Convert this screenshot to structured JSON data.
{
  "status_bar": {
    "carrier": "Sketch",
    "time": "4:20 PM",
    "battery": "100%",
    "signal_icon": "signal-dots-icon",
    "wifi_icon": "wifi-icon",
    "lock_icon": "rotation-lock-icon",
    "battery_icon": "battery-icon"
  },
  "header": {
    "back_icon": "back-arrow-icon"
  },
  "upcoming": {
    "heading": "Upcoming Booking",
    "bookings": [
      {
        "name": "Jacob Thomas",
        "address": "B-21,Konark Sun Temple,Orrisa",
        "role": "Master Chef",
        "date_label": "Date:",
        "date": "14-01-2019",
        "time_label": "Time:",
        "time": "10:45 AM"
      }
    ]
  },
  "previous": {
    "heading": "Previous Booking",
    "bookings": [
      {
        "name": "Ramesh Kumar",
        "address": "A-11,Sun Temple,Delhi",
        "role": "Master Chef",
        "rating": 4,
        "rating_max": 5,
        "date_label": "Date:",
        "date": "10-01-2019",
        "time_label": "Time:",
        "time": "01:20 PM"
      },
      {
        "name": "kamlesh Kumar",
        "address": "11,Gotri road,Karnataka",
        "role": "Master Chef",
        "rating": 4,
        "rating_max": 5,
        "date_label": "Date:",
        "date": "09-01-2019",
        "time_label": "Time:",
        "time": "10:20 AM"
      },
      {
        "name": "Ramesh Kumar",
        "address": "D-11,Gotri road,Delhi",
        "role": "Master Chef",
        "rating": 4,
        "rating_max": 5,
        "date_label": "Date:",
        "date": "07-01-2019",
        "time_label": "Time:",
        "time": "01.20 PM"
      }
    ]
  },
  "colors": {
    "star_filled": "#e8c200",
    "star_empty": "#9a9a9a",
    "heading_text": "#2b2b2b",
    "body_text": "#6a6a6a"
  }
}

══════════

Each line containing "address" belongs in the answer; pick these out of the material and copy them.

        "address": "B-21,Konark Sun Temple,Orrisa",
        "address": "A-11,Sun Temple,Delhi",
        "address": "11,Gotri road,Karnataka",
        "address": "D-11,Gotri road,Delhi",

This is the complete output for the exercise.